EXERCISE AIM ▸
Search the entries for the word "Copilot" and copy each line that has it.

Website and app data records
--- --- ---

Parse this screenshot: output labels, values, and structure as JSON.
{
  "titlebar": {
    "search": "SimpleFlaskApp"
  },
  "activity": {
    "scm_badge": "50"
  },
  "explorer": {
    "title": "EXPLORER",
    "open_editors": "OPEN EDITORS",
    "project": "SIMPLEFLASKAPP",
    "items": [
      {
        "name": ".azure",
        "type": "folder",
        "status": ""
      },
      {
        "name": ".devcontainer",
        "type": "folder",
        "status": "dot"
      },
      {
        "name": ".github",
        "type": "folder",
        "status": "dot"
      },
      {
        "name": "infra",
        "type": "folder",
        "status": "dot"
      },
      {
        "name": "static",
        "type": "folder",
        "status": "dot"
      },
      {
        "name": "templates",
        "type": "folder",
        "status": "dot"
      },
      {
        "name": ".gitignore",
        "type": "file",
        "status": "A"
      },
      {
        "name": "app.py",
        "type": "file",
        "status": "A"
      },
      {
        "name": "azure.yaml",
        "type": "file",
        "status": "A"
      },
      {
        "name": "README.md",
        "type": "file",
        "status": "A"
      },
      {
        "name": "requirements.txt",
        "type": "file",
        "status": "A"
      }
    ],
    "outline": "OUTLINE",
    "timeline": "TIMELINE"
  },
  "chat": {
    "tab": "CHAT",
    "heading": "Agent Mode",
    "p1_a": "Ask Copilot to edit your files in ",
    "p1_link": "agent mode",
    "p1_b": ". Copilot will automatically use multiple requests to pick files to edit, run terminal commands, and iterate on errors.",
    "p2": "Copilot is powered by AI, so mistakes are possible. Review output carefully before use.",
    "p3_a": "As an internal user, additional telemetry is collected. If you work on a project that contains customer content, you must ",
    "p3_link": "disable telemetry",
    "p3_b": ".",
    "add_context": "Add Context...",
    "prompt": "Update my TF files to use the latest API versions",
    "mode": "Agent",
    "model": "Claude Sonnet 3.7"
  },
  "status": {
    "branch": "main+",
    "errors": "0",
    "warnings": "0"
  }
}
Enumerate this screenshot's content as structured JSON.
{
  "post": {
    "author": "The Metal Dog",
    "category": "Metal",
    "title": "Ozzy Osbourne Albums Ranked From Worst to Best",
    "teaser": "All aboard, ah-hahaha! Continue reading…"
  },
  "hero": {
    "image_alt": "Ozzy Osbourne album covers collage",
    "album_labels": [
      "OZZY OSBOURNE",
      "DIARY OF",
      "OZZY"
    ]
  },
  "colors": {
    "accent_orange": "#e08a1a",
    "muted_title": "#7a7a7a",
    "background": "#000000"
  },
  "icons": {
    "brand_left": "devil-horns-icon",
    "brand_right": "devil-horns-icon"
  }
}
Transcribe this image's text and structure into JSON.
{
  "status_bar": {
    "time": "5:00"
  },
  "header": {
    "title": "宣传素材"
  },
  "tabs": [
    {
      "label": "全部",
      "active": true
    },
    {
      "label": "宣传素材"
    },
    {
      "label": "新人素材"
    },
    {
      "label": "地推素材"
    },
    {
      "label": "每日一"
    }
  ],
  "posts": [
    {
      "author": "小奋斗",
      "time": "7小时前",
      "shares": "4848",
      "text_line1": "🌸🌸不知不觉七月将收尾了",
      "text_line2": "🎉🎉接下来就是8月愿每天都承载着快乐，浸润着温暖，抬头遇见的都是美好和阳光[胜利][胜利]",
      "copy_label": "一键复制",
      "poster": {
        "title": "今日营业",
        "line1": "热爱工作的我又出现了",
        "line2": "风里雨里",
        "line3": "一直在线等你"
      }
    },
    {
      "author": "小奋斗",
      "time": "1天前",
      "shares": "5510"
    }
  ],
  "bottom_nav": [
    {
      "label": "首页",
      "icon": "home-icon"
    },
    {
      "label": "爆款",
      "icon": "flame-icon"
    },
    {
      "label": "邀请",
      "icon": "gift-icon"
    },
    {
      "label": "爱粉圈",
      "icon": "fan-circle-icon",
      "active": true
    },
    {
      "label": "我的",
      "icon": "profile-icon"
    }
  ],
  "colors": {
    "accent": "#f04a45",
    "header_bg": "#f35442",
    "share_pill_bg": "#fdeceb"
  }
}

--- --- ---

PROBLEM SOLUTION ▸
    "p1_a": "Ask Copilot to edit your files in ",
    "p1_b": ". Copilot will automatically use multiple requests to pick files to edit, run terminal commands, and iterate on errors.",
    "p2": "Copilot is powered by AI, so mistakes are possible. Review output carefully before use.",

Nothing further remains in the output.